The Biden administration is pulling back an environmental review that cleared the way for a parcel of federal land that Apaches consider sacred to be turned over for a massive copper mining operation in eastern Arizona. The U.S. Department of Agriculture said Monday that it likely will take several months to further consult with Native American tribes and others about their concerns over Oak Flat and determine whether the environmental review fully complies with the law. The agency cited President Joe Biden’s recent memo on strengthening relationships with tribal nations, and regularly consulting with them in a meaningful way.
TikTok Sensation Nathan “Doggface” Apodaca’s Star Continues To Rise With Partnerships
Native News Online, Darren Thompson, March 1
TikTok sensation Nathan “Doggface” Apodaca’s star continues to rise with a slew of business partnerships including Xbox, LG, Sector 9 Longboards, Zumies and many others. One partnership in particular, The Gold Michi Co., has Apodaca (Northern Arapaho and Mexican) on more than 100 full-size billboards in Southern California. The Gold Michi Company recently announced Nathan “Doggface” Apodaca as a new partner to the company and created a new product with an image of his face for its most popular product, the Michelada.
Legalization Of Marijuana Could Provide Economic Boost For S.D. Native American Tribes
South Dakota News Watch, Bart Pfankuch, March 1
Legalization of marijuana in South Dakota could provide a new, lucrative economic-development opportunity for tribes and tribal citizens who have historically struggled to find prosperity and stability in the state economy. Voter-approved measures to legalize marijuana in South Dakota may be on hold or stalled for the time being, but planning and research into creating a regulatory framework and business opportunities surrounding legal pot are continuing.
Phoenix Dismantles Street Signs Using Racial Slurs For Native Women
AP News, March 1
The city of Phoenix officially installed new signs for two streets whose names have long been considered offensive. Mayor Kate Gallego watched Monday morning as workers erected a new sign for Piestewa Peak Drive. Historically, the former slur was used to describe Native American women.

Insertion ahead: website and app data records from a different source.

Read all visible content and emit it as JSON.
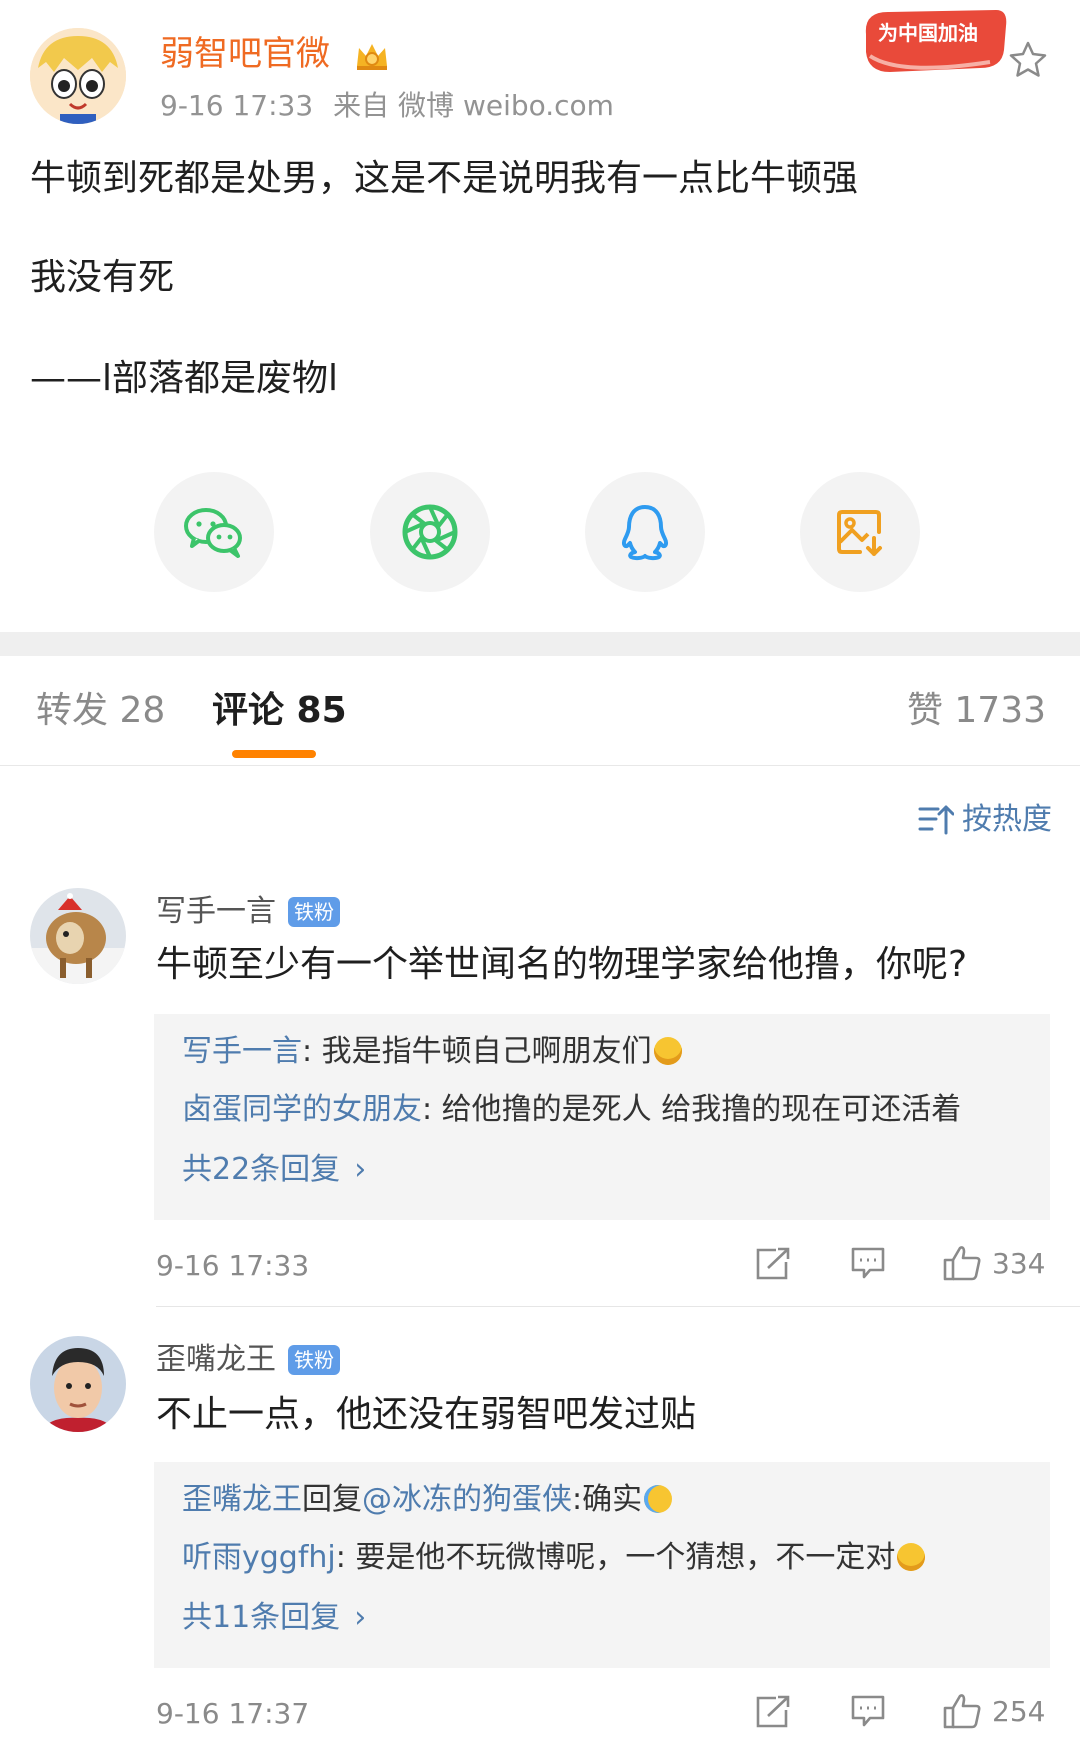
{
  "post": {
    "author": "弱智吧官微",
    "time": "9-16 17:33",
    "source": "来自 微博 weibo.com",
    "campaign_badge": "为中国加油",
    "lines": [
      "牛顿到死都是处男，这是不是说明我有一点比牛顿强",
      "我没有死",
      "——l部落都是废物l"
    ]
  },
  "share": {
    "icons": [
      "wechat-icon",
      "moments-icon",
      "qq-icon",
      "save-image-icon"
    ]
  },
  "tabs": {
    "repost": "转发 28",
    "comments": "评论 85",
    "likes": "赞 1733"
  },
  "sort": {
    "label": "按热度"
  },
  "comments": [
    {
      "user": "写手一言",
      "badge": "铁粉",
      "text": "牛顿至少有一个举世闻名的物理学家给他撸，你呢?",
      "replies": [
        {
          "name": "写手一言",
          "sep": ": ",
          "text": "我是指牛顿自己啊朋友们"
        },
        {
          "name": "卤蛋同学的女朋友",
          "sep": ": ",
          "text": "给他撸的是死人 给我撸的现在可还活着"
        }
      ],
      "more": "共22条回复",
      "time": "9-16 17:33",
      "likes": "334"
    },
    {
      "user": "歪嘴龙王",
      "badge": "铁粉",
      "text": "不止一点，他还没在弱智吧发过贴",
      "replies": [
        {
          "name": "歪嘴龙王",
          "mid": "回复",
          "at": "@冰冻的狗蛋侠",
          "sep": ":",
          "text": "确实"
        },
        {
          "name": "听雨yggfhj",
          "sep": ": ",
          "text": "要是他不玩微博呢，一个猜想，不一定对"
        }
      ],
      "more": "共11条回复",
      "time": "9-16 17:37",
      "likes": "254"
    }
  ],
  "colors": {
    "accent": "#ff8200",
    "author": "#ef6a22",
    "link": "#4f7cae",
    "badge": "#5f9ce8"
  }
}
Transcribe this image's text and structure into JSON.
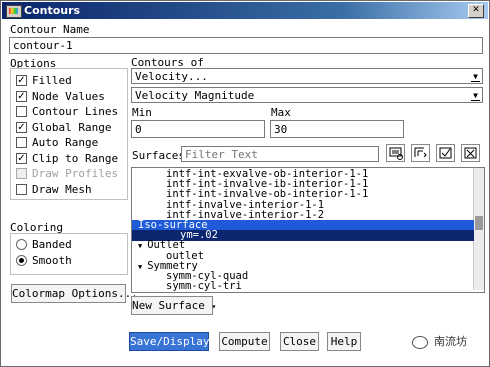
{
  "window": {
    "title": "Contours",
    "close_glyph": "✕"
  },
  "contour_name": {
    "label": "Contour Name",
    "value": "contour-1"
  },
  "options": {
    "label": "Options",
    "items": [
      {
        "label": "Filled",
        "checked": true,
        "disabled": false
      },
      {
        "label": "Node Values",
        "checked": true,
        "disabled": false
      },
      {
        "label": "Contour Lines",
        "checked": false,
        "disabled": false
      },
      {
        "label": "Global Range",
        "checked": true,
        "disabled": false
      },
      {
        "label": "Auto Range",
        "checked": false,
        "disabled": false
      },
      {
        "label": "Clip to Range",
        "checked": true,
        "disabled": false
      },
      {
        "label": "Draw Profiles",
        "checked": false,
        "disabled": true
      },
      {
        "label": "Draw Mesh",
        "checked": false,
        "disabled": false
      }
    ]
  },
  "coloring": {
    "label": "Coloring",
    "items": [
      {
        "label": "Banded",
        "selected": false
      },
      {
        "label": "Smooth",
        "selected": true
      }
    ]
  },
  "colormap_button": "Colormap Options...",
  "contours_of": {
    "label": "Contours of",
    "category": "Velocity...",
    "quantity": "Velocity Magnitude",
    "arrow": "▼"
  },
  "range": {
    "min_label": "Min",
    "min_value": "0",
    "max_label": "Max",
    "max_value": "30"
  },
  "surfaces": {
    "label": "Surfaces",
    "filter_placeholder": "Filter Text",
    "list": [
      {
        "text": "intf-int-exvalve-ob-interior-1-1",
        "state": ""
      },
      {
        "text": "intf-int-invalve-ib-interior-1-1",
        "state": ""
      },
      {
        "text": "intf-int-invalve-ob-interior-1-1",
        "state": ""
      },
      {
        "text": "intf-invalve-interior-1-1",
        "state": ""
      },
      {
        "text": "intf-invalve-interior-1-2",
        "state": ""
      },
      {
        "text": "Iso-surface",
        "state": "group-selected"
      },
      {
        "text": "ym=.02",
        "state": "selected"
      },
      {
        "text": "Outlet",
        "state": "group"
      },
      {
        "text": "outlet",
        "state": ""
      },
      {
        "text": "Symmetry",
        "state": "group"
      },
      {
        "text": "symm-cyl-quad",
        "state": ""
      },
      {
        "text": "symm-cyl-tri",
        "state": ""
      }
    ]
  },
  "new_surface_button": "New Surface",
  "new_surface_arrow": "▾",
  "tree_arrow": "▼",
  "check_glyph": "✓",
  "actions": {
    "save_display": "Save/Display",
    "compute": "Compute",
    "close": "Close",
    "help": "Help"
  },
  "watermark": "南流坊"
}
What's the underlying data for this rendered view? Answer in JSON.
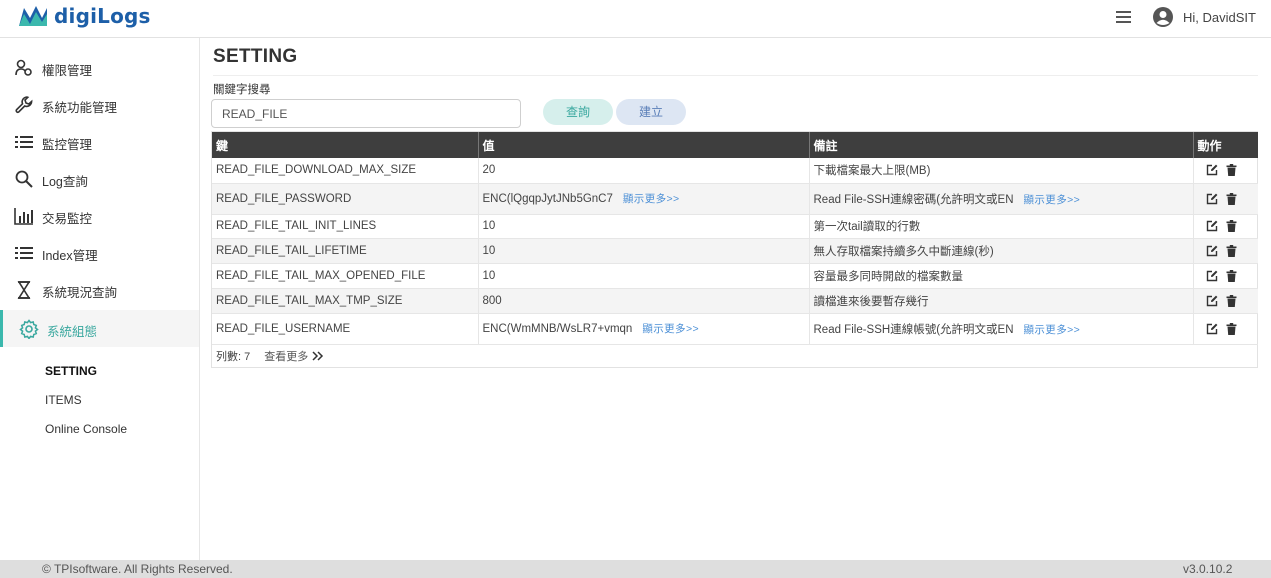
{
  "header": {
    "logo_part1": "digi",
    "logo_part2": "Logs",
    "user_greeting": "Hi, DavidSIT"
  },
  "sidebar": {
    "items": [
      {
        "label": "權限管理",
        "icon": "user-group-icon"
      },
      {
        "label": "系統功能管理",
        "icon": "wrench-icon"
      },
      {
        "label": "監控管理",
        "icon": "list-icon"
      },
      {
        "label": "Log查詢",
        "icon": "search-icon"
      },
      {
        "label": "交易監控",
        "icon": "bar-chart-icon"
      },
      {
        "label": "Index管理",
        "icon": "list-icon"
      },
      {
        "label": "系統現況查詢",
        "icon": "hourglass-icon"
      },
      {
        "label": "系統組態",
        "icon": "gear-icon"
      }
    ],
    "sub_items": [
      "SETTING",
      "ITEMS",
      "Online Console"
    ]
  },
  "main": {
    "title": "SETTING",
    "search_label": "關鍵字搜尋",
    "search_value": "READ_FILE",
    "query_button": "查詢",
    "create_button": "建立"
  },
  "table": {
    "headers": [
      "鍵",
      "值",
      "備註",
      "動作"
    ],
    "more_label": "顯示更多>>",
    "rows": [
      {
        "key": "READ_FILE_DOWNLOAD_MAX_SIZE",
        "value": "20",
        "note": "下載檔案最大上限(MB)"
      },
      {
        "key": "READ_FILE_PASSWORD",
        "value": "ENC(lQgqpJytJNb5GnC7",
        "note": "Read File-SSH連線密碼(允許明文或EN"
      },
      {
        "key": "READ_FILE_TAIL_INIT_LINES",
        "value": "10",
        "note": "第一次tail讀取的行數"
      },
      {
        "key": "READ_FILE_TAIL_LIFETIME",
        "value": "10",
        "note": "無人存取檔案持續多久中斷連線(秒)"
      },
      {
        "key": "READ_FILE_TAIL_MAX_OPENED_FILE",
        "value": "10",
        "note": "容量最多同時開啟的檔案數量"
      },
      {
        "key": "READ_FILE_TAIL_MAX_TMP_SIZE",
        "value": "800",
        "note": "讀檔進來後要暫存幾行"
      },
      {
        "key": "READ_FILE_USERNAME",
        "value": "ENC(WmMNB/WsLR7+vmqn",
        "note": "Read File-SSH連線帳號(允許明文或EN"
      }
    ],
    "row_count": "列數: 7",
    "view_more": "查看更多"
  },
  "footer": {
    "copyright": "© TPIsoftware. All Rights Reserved.",
    "version": "v3.0.10.2"
  }
}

Piestewa honors fallen Native American soldier Lori Piestewa, who was a member of the Hopi tribe and was killed during an ambush in Iraq in 2003.
Native American Protesters Help Delay Arizona Mining Project
The Hill, Justine Coleman, March 1
Native American protesters helped delay the Resolution Copper mining project planned for Arizona, after officials on Monday temporarily blocked the transfer of federal lands for the project for at least several months.